Carbon Monoxide

Carbon Monoxide (CO) is a deadly gas you can’t see, smell or taste. CO is produced by anything that burns carbon-based fuel (gasoline, propane, charcoal, oil, etc.), including engines, generators, cooking ranges and heaters. CO spreads evenly throughout an enclosed space and is undetectable. Be aware when swimming from a boat equipped with pontoons. CO build-up can occur between the pontoons of a houseboat or a pontoon boat.

Fuel burning appliances on a boat can cause Co2 poisoning

CO is inhaled into your lungs and cuts off the oxygen supply to your body, which can kill in minutes. Be alert to flu-like symptoms, which can include headaches, nausea and fatigue.

Operators of boats with fuel burning appliances, such as cooking ranges in houseboats, should be aware of the increased risks of CO poisoning.
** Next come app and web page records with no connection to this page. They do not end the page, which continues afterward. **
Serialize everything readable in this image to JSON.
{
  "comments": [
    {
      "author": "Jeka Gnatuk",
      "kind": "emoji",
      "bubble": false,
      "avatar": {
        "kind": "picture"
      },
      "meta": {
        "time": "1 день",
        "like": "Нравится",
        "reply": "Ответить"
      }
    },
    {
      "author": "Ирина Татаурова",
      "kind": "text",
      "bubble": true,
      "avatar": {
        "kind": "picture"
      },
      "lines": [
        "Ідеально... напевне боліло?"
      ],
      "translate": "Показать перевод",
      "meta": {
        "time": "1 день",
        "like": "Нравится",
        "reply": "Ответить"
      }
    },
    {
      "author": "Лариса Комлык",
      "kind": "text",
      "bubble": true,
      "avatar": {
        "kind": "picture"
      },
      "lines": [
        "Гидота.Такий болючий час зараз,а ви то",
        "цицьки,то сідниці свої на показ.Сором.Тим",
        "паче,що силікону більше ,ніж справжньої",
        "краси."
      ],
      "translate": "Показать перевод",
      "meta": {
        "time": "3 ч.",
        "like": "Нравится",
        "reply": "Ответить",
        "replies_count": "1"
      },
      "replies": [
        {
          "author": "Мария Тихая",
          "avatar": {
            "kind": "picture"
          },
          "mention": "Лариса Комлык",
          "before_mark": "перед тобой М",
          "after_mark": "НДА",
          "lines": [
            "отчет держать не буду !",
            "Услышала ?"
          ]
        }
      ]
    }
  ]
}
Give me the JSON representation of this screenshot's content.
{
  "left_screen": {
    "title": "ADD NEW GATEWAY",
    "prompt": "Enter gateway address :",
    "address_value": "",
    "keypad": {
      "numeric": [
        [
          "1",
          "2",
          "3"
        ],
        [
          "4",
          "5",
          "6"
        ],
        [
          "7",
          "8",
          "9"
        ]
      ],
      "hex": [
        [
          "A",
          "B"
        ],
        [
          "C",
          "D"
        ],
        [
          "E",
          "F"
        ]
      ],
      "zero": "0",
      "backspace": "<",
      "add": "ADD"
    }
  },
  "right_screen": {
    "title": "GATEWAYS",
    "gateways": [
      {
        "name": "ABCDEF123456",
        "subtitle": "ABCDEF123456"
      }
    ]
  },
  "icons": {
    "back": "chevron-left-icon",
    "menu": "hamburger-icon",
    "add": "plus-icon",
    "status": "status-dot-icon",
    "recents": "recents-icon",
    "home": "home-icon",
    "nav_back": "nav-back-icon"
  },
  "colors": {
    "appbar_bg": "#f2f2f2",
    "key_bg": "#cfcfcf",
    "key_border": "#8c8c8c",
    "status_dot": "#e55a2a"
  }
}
Swimmers or people being towed closely behind a boat with engines operating are also at increased risk of CO poisoning.

Protect Yourself from CO Poisoning

Be sure to protect yourself and others from CO poisoning:

  • Use a marine grade CO detector and check the batteries before each trip
  • Only idle your engine in well-ventilated areas and recognize that winds from the stern can carry CO back onboard
  • Only heat your boat’s cabin or cook when in a well-ventilated area
  • Use only fuel-burning engines or appliances that are certified or designed for marine use
  • Proper use of ventilation systems and blowers on your craft can reduce the risk of CO poisoning

Treating CO Poisoning

  • Move to fresh air away from the source of CO
  • Seek medical/emergency help immediately